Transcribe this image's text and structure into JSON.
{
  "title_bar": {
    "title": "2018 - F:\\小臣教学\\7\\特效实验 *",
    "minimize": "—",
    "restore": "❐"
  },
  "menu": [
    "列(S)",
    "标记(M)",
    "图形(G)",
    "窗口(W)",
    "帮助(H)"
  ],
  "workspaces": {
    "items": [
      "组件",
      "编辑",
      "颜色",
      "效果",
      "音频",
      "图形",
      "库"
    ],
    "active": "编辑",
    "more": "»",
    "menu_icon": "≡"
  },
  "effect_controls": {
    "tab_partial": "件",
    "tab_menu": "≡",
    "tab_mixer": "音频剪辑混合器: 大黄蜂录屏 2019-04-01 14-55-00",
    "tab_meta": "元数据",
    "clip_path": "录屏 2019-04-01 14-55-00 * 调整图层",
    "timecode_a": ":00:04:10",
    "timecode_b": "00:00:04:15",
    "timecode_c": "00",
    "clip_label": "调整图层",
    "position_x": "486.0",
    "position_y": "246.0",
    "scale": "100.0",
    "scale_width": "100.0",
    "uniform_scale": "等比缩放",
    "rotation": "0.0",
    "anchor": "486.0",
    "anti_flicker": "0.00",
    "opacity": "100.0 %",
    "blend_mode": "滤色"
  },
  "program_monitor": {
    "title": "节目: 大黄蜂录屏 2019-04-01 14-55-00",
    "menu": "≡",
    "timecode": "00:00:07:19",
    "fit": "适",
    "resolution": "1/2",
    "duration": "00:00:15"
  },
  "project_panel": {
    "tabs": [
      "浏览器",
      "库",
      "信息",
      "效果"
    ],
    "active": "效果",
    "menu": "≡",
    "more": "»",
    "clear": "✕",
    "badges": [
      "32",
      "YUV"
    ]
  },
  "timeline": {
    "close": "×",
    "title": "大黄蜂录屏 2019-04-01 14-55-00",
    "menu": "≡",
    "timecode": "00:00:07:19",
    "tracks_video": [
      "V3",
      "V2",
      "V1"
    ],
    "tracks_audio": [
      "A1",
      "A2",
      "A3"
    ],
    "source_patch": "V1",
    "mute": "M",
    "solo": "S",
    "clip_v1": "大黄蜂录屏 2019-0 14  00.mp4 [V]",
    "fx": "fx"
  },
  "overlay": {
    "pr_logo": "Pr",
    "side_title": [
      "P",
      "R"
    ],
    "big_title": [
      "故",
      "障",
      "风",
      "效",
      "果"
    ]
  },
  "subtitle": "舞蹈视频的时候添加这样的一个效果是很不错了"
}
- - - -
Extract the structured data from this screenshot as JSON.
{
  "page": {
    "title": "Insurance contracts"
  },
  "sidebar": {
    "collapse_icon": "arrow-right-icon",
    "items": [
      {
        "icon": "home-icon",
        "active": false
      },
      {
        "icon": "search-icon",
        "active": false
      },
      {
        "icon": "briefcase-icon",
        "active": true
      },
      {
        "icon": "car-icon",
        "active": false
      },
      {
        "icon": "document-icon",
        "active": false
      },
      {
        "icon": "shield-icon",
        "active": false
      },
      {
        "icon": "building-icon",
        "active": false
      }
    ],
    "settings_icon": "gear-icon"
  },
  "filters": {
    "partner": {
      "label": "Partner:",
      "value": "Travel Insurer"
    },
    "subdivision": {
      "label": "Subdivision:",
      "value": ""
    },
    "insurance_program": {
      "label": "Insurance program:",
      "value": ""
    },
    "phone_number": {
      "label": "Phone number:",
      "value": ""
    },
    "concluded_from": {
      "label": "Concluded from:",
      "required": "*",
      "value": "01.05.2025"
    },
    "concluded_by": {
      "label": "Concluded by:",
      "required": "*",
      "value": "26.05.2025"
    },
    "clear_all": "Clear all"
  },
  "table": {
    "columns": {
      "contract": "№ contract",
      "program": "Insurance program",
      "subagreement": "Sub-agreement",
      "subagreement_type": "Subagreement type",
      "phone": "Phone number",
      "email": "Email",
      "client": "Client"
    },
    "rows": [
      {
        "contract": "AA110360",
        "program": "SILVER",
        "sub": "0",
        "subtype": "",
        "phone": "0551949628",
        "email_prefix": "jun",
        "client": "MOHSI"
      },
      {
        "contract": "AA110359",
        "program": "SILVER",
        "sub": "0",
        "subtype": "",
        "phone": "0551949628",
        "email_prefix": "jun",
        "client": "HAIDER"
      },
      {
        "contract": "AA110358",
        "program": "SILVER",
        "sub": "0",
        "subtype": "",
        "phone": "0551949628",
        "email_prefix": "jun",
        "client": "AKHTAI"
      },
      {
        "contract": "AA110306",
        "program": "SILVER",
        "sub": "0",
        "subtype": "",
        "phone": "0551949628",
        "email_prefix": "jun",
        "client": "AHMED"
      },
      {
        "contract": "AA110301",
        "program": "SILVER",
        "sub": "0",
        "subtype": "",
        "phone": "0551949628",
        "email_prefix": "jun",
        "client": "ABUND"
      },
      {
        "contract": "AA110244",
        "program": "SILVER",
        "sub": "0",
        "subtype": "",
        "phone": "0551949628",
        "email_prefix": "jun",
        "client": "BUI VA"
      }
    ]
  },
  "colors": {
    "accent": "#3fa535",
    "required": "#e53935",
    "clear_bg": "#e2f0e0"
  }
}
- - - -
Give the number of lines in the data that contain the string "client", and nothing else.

SOLUTION TO THIS EXERCISE:
7